# 022 - 22 Answers to Questions and Problems Swaps:...

This preview shows pages 1–3. Sign up to view the full content.

232 Answers to Questions and Problems 1. At present, you observe the following rates: FRA 0,1 5 5.25 percent and FRA 1,2 5 5.70 percent, where the subscripts refer to years. You also observe prices on calls and puts on one-year LIBOR that expire in one year, with payment the following year. For a call on LIBOR with a strike rate of 5.70 percent, the price is 150 basis points. The corresponding put has a strike rate of 5.70 percent, and a cost of 143 basis points. A. Explain how these prices represent an arbitrage opportunity. Draw a diagram illustrating the arbitrage opportunity. From the forward put-call parity relationship, we know that a long FRA position is equivalent to a long call/short put portfolio with matching quantities and dates. Therefore, the cost of a long call/short put portfolio with a common strike rate equal to the FRA rate should be zero. In our situation, the long call/short put portfolio costs 7 basis points, the difference between the call cost and the put cost. Therefore, we can sell the option portfolio (sell the call and buy the put) and take a long position in the FRA. As the diagram shows, at expiration, the short call/long put portfolio and the long FRA will have exactly offsetting payoffs, for a net zero payoff. 22 Swaps: Applications Short option portfolio payoffs at expiration Long FRA payoffs at expiration One-year LIBOR at expiration 0 5.70% Basis points

This preview has intentionally blurred sections.
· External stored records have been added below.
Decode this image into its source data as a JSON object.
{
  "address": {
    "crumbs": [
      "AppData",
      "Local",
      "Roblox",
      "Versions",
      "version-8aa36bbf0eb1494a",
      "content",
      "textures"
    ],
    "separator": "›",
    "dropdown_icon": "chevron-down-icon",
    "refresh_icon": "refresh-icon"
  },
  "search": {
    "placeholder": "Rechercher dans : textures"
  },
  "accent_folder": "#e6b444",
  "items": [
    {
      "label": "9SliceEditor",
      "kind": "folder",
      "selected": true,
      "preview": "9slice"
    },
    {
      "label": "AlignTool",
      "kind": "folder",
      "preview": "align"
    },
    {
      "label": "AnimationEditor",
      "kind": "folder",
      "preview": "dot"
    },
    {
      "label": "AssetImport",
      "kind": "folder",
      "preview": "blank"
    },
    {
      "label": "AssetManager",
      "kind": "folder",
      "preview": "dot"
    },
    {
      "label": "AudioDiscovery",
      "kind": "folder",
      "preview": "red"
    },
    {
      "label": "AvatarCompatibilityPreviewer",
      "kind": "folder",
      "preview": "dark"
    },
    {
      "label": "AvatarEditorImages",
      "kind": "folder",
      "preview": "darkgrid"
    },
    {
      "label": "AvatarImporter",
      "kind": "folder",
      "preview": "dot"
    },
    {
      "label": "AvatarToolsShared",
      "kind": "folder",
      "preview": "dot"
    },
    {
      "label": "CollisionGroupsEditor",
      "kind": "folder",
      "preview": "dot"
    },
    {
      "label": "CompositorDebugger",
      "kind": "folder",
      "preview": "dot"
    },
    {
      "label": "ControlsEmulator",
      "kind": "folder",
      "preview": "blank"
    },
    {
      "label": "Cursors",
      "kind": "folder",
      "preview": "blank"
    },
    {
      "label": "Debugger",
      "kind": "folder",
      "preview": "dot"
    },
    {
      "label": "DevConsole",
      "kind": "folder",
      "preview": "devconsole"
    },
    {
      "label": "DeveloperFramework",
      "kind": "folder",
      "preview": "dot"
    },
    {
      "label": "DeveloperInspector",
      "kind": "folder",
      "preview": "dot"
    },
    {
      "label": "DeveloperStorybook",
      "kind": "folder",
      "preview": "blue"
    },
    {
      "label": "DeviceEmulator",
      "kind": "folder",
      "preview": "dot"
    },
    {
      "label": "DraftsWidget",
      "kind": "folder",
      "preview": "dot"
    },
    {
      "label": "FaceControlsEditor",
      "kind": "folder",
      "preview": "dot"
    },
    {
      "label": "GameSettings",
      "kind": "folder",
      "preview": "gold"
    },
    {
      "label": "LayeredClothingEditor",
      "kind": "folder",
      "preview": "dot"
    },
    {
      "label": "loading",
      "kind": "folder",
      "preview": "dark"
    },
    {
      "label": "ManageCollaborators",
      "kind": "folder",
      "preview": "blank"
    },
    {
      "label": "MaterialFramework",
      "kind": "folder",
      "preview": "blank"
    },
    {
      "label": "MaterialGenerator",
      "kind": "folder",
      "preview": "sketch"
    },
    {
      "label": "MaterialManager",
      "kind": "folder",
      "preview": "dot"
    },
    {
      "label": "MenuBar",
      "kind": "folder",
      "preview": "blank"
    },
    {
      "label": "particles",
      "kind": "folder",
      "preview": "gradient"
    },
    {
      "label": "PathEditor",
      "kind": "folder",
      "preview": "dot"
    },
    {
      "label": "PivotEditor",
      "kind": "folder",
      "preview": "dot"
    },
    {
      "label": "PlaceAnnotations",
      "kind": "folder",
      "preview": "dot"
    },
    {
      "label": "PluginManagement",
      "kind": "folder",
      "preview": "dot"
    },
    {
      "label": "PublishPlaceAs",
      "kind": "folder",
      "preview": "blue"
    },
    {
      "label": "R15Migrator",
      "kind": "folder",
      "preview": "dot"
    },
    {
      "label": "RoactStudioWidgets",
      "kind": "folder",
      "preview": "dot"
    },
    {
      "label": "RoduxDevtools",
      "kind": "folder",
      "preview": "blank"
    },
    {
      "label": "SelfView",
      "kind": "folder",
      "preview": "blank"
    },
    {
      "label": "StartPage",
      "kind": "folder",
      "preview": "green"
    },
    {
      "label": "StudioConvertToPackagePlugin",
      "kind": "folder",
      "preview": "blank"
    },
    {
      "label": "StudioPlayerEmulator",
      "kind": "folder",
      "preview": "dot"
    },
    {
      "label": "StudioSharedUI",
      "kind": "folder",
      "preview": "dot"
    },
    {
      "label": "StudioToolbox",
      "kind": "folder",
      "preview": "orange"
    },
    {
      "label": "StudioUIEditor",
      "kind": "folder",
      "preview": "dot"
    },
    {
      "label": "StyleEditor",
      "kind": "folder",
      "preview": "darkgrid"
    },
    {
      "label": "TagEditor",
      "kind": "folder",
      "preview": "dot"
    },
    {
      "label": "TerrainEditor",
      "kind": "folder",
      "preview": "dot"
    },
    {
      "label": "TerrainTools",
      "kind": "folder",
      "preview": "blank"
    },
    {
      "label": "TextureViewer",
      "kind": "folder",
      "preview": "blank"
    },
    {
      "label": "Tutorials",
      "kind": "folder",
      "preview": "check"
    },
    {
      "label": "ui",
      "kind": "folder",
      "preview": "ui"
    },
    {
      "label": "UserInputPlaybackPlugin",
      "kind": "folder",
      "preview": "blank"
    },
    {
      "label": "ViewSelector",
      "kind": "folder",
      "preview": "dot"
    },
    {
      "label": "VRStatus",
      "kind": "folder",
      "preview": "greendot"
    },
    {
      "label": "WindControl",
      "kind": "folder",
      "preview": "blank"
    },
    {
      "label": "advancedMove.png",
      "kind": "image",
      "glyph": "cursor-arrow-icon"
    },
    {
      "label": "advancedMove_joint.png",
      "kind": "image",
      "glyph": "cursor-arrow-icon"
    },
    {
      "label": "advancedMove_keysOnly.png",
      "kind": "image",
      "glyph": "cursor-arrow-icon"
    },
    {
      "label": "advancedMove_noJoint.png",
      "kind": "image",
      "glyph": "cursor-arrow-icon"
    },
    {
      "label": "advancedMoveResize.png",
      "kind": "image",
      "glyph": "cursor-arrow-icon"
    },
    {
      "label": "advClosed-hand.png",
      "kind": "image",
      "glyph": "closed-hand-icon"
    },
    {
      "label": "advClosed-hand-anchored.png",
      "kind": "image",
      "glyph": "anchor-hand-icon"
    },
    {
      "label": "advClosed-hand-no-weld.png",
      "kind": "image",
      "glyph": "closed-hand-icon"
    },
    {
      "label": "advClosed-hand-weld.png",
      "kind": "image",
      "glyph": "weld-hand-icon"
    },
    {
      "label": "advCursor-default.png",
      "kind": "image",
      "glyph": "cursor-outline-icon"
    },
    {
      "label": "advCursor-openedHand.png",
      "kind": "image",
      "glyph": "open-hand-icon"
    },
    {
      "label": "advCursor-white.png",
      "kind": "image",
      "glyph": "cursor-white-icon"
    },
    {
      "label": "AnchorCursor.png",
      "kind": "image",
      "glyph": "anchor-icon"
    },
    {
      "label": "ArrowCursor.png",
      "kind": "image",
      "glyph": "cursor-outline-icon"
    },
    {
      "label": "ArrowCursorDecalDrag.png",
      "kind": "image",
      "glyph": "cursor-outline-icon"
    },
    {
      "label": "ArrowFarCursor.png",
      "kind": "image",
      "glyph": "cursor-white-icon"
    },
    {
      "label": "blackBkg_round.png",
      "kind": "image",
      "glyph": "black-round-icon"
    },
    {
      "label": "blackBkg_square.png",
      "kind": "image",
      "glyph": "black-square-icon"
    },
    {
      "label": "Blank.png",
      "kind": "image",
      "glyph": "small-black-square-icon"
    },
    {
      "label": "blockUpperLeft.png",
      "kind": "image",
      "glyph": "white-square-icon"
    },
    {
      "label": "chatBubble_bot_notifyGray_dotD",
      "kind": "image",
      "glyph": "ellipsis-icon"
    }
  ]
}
Sign up to view the full version.

View Full Document
ANSWERS TO QUESTIONS AND PROBLEMS 233 B. Assuming a notional principal of \$100 million, state the transactions that you would enter to secure the arbi- trage profit. t 5 0 Sell 1 call for 150 basis points 5 0.0150 3 \$100,000,000 51 \$1,500,000. Buy 1 put for 143 basis points 5 0.0143 3 \$100,000,000 52 \$1,430,000. Enter a pay-fixed position in the FRA on one-year LIBOR with a one-year maturity at a contract rate of 5.70 percent. Net Cash Flow: 1 \$70,000 t 5 1 There will be a net zero obligation no matter what the one-year spot rate for LIBOR is. Consider two examples, with one-year LIBOR at 5.60 and 5.80 percent: LIBOR 5 5.60 percent Call expires worthless. Long put is worth (0.0570 2 0.0560) 3 \$100,000,000 51 \$100,000. FRA obligation is ( 2 0.057 1 0.056) 3 \$100,000,000 52 \$100,000. Net Obligation: 0 LIBOR 5 5.80 percent Short call is exercised against arbitrageur: (0.0580 2 0.0570) 3 \$100,000,000 52 \$100,000. Put expires worthless. Pay-fixed FRA pays (0.0580 2 0.0570) 3 \$100,000,000 51 \$100,000. Net Obligation: 0 C. Compute the present value of the arbitrage profit. The present value of the arbitrage profit is \$70,000, because it is received immediately at the time of contracting and no other cash flows are incurred. 2. An inverse floating rate note, or inverse floater, is a debt instrument with a floating rate that moves inversely with market rates. Generally, an inverse floater pays a fixed rate minus LIBOR. Consider an FRN with a principal amount of \$50 million paying LIBOR with a five-year maturity. Consider also a plain vanilla interest rate swap with a fixed rate of 7 percent, a floating rate equal to LIBOR, a notional principal of \$100 million,
This is the end of the preview. Sign up to access the rest of the document.

## This homework help was uploaded on 04/07/2008 for the course BA 4825 taught by Professor Danısoglu during the Spring '08 term at Middle East Technical University.

### Page1 / 28

022 - 22 Answers to Questions and Problems Swaps:...

This preview shows document pages 1 - 3. Sign up to view the full document.

View Full Document
Ask a homework question - tutors are online